Competition in North Carolina legislative, Congress races
RALEIGH, N.C. (AP) — When the filing deadline to run for North Carolina’s congressional and legislative seats arrived Wednesday, Democrats made good on their plans to compete in every corner of the state.
Republicans likewise found candidates to challenge incumbents in Democratic strongholds they often conceded in previous cycles. Libertarians filed for more than 40 positions.
The result? More choices for voters. Unofficial candidate filing data forecast contested elections in November for at least 169 of the 170 General Assembly seats. And 12 of the 13 congressional seats also will have at least two candidates in the fall.
Recent redistricting and energized politics in the state and nation also have helped make some intriguing May primary races.
In 2016, races for more than 70 of the 170 legislative seats were essentially over after the primary because only one party had fielded candidates.
Not so this year. Democrats said their party’s candidates filed for all House and Senate seats. The same is true for Republicans except for one Wilson County House seat. They plan to support an unaffiliated candidate once that person gets the required number of signatures, state GOP Executive Director Dallas Woodhouse said.
WHY SO MANY CANDIDATES?
Democrats, particularly in the House, have been aiming to run everywhere to put pressure on Republicans, who currently hold 110 of the seats. Democrats need to win six more Senate seats or four more House seats to break the Republicans’ veto-proof majority and give more leverage to Democratic Gov. Roy Cooper.
“It’s important to stretch the field and make sure that every Republican had a challenge and to make sure a Democrat had someone to vote for,” said Rep. Graig Meyer of Orange County, a candidate recruiter for the House Democratic Caucus. “That approach is good for democracy.”
Woodhouse said the crowded fields debunk the notion that “somehow Republican-drawn districts are a hindrance to getting people to run for office.” Republicans approved the maps last summer, although several districts still had to be tweaked by federal judges earlier this month.
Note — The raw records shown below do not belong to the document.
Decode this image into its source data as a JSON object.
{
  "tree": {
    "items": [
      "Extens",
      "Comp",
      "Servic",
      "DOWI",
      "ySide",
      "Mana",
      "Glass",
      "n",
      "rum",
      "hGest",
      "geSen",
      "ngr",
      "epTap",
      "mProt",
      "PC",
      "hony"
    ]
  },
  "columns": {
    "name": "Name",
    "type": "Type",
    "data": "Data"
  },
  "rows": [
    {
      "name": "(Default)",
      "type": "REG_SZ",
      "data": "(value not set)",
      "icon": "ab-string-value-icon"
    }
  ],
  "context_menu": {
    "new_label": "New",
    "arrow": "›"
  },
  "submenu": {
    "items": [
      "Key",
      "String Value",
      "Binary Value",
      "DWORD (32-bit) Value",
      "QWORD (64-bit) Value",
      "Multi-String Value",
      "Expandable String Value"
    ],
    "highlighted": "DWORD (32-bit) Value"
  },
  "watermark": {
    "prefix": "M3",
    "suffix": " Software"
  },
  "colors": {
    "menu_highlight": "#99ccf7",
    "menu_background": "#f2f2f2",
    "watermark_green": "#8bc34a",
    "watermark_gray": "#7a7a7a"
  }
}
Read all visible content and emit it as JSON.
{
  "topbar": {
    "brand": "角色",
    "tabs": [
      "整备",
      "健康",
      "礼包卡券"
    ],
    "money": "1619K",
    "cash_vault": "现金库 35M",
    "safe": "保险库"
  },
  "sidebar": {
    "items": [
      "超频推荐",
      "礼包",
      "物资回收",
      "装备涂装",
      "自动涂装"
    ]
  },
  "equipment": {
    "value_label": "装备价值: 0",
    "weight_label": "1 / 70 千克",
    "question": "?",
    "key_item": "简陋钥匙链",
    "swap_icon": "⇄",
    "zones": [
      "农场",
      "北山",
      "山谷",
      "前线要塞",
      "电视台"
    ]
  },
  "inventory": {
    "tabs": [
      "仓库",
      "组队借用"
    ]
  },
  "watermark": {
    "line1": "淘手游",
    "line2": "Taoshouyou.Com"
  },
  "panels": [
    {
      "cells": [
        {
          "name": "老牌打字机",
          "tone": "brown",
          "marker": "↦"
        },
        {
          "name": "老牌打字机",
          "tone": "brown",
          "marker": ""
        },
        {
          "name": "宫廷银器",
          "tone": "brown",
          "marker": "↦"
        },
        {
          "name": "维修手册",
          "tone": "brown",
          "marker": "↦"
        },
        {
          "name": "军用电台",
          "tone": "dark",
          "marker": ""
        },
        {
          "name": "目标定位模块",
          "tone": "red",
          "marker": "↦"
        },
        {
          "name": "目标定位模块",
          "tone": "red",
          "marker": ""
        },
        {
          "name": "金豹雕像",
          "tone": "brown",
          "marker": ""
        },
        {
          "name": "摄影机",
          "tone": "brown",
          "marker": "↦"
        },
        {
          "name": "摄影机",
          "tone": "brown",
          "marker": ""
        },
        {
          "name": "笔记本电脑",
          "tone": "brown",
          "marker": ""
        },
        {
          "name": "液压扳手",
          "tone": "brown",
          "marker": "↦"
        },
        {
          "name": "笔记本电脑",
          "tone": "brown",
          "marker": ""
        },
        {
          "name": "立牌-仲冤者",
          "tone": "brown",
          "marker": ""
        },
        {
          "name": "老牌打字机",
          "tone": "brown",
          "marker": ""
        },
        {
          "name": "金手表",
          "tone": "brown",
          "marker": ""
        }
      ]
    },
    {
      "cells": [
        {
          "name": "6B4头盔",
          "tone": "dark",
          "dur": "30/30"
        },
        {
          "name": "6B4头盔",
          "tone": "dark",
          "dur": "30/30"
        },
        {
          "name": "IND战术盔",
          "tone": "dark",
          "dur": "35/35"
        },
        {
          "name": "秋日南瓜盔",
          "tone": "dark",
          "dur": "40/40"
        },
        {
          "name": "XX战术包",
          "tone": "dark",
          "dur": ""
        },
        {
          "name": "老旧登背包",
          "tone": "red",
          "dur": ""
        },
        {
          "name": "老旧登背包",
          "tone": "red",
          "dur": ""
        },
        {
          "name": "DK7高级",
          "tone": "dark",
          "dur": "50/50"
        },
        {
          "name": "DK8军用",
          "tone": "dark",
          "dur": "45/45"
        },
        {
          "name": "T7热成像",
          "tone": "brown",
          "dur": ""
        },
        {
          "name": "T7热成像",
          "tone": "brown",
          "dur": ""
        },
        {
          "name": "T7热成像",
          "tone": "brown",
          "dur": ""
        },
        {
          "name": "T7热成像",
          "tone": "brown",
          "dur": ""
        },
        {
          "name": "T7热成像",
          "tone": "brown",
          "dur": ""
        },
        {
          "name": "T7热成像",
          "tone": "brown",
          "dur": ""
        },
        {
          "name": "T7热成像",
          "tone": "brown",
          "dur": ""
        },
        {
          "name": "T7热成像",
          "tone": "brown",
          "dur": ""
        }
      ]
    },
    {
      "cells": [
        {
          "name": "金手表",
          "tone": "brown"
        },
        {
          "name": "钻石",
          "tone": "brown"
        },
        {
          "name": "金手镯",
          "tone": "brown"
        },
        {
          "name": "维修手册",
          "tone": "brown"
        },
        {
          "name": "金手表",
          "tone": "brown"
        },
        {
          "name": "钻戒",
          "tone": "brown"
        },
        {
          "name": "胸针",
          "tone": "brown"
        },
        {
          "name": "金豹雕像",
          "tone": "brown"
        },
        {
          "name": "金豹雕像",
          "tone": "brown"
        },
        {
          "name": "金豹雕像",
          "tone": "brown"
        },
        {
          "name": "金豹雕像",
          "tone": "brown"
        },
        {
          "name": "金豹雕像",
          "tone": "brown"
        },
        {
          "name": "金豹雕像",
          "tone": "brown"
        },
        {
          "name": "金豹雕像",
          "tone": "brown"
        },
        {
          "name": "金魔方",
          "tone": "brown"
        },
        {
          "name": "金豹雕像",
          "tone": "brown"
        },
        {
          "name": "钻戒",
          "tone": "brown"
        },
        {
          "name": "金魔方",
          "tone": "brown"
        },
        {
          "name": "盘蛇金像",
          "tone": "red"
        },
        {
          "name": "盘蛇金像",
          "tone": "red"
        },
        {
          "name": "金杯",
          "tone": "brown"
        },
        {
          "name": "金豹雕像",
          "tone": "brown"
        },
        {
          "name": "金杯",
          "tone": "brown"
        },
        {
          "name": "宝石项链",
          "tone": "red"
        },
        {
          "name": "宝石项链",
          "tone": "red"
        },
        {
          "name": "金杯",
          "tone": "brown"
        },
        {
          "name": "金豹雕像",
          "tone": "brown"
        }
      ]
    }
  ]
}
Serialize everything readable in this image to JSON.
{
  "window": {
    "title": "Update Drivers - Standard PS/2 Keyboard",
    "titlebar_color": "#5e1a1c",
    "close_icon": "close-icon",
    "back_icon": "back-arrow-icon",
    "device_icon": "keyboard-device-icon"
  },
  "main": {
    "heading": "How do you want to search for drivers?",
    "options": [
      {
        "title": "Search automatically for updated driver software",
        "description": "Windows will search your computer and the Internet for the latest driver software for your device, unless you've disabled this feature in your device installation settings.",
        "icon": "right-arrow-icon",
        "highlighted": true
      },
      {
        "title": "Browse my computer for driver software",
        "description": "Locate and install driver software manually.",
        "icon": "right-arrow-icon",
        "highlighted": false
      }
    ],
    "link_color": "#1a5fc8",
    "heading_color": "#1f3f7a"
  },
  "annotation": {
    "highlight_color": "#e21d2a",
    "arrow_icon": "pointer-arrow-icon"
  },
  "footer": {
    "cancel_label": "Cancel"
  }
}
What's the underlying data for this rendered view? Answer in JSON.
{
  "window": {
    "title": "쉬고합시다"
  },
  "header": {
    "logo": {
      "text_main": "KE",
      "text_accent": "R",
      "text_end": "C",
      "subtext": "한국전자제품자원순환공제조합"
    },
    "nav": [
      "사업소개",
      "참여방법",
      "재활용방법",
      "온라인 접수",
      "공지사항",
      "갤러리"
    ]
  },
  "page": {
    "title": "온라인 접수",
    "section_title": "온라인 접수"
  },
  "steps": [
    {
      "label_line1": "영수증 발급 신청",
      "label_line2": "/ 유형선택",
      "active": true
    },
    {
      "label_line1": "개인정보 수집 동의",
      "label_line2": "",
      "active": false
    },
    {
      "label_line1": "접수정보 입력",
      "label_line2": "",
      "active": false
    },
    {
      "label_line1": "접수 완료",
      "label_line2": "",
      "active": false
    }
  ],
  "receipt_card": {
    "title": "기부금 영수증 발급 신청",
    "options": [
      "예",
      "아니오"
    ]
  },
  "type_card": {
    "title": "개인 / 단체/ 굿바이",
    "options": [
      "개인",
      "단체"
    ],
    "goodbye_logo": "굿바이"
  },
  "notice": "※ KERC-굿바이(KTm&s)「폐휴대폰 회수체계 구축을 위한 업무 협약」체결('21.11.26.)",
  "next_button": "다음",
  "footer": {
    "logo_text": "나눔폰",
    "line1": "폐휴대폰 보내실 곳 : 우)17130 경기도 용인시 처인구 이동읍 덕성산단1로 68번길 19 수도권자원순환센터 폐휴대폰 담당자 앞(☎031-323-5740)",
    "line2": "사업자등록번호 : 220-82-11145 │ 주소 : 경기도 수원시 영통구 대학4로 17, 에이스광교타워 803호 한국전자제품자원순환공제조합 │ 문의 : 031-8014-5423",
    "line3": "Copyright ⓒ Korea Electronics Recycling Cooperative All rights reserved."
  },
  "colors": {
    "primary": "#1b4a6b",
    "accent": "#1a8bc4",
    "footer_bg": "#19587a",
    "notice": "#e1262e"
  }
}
More than 60 people have signed up to run for North Carolina’s 13 congressional seats, of which Republicans currently hold 10.
Only the 3rd District represented by 12-term GOP Rep. Walter Jones lacks candidates from a second party. But the district’s GOP primary includes Jones and two other candidates for the seat.
The 9th District Republican primary is a rematch between Rep. Robert Pittenger and the Rev. Mark Harris. Pittenger won the 2016 primary over Harris by only 134 votes. Clarence Goins Jr. is also running.
LEGISLATIVE RACES TO WATCH
GOP Sens. Shirley Randleman of Wilkes County and Deanna Ballard of Watauga County were drawn into the same district. Neither incumbent decided to step aside, so they are running against each other. Two other Senate GOP incumbents — Joyce Krawiec of Forsyth County and Dan Barrett of Davie County — also are competing for the same seat. A third person is also in that GOP primary.
Sen. Dan Bishop of Mecklenburg County, a chief proponent of North Carolina’s “bathroom bill” involving transgender people, faces GOP primary challenger Beth Monaghan, who wants to make Bishop’s support of House Bill 2 a key issue. The law has been partially repealed.
Three House Republicans — Reps. Bob Steinburg of Chowan County, Sam Watford of Davidson County and Carl Ford of Rowan County — are trying to make the jump to the Senate.
Former House Majority Leader Toby Fitch Jr. of Wilson County is running for a new Senate district where he’s the likely favorite. Fitch has been a Superior Court judge since late 2001 but will reach the mandatory judicial retirement age later this year.
And ex-Sen. Bob Rucho, an architect of the General Assembly’s redistricting and tax overhaul plans this decade, filed for a Senate district without an incumbent in Yadkin and Iredell counties. He is one of four candidates in that GOP primary.
Primary elections are May 8 for Congress and the General Assembly, as well as for county posts and district attorneys. In-person early voting begins April 19.
WHAT ABOUT JUDGES?
The legislature passed a law last fall cancelling this year’s primaries for trial and appeals court candidates. A lawsuit challenging the cancellation is pending, but the law is still being enforced. A filing period to get on the November ballot for these races begins June 18.